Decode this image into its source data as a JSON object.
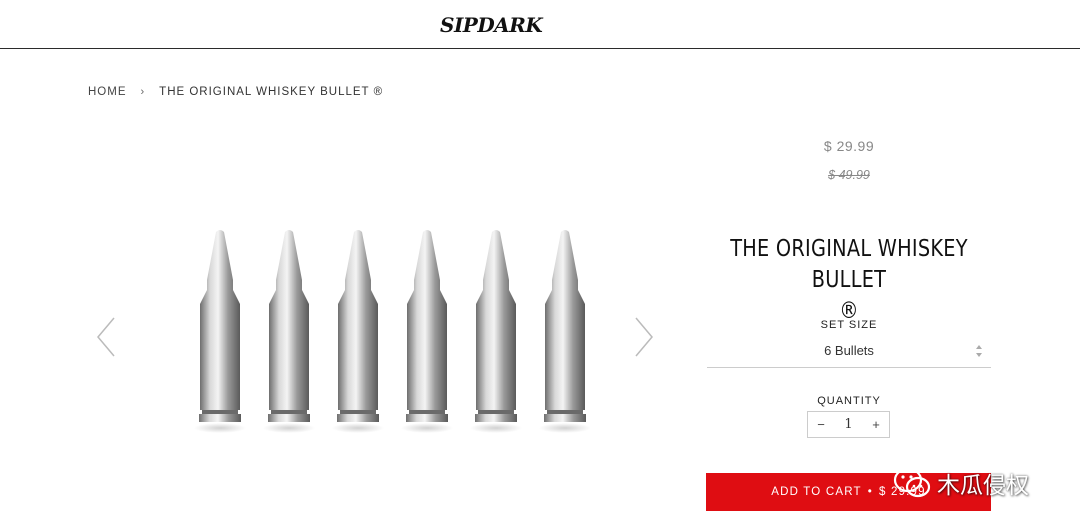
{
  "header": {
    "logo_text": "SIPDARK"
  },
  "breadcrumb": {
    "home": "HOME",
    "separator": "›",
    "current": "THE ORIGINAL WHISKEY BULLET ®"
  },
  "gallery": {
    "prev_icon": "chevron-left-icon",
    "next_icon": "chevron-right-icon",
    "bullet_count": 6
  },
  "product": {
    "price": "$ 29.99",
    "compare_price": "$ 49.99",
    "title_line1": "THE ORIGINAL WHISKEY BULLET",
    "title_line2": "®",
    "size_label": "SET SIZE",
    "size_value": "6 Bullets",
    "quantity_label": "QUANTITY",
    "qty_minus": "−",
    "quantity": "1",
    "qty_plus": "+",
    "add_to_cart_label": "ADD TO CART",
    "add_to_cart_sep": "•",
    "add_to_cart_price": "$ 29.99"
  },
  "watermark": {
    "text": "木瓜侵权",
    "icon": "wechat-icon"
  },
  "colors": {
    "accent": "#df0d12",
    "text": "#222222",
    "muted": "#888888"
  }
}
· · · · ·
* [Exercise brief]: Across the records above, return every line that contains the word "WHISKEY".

* [Task result]:
    "current": "THE ORIGINAL WHISKEY BULLET ®"
    "title_line1": "THE ORIGINAL WHISKEY BULLET",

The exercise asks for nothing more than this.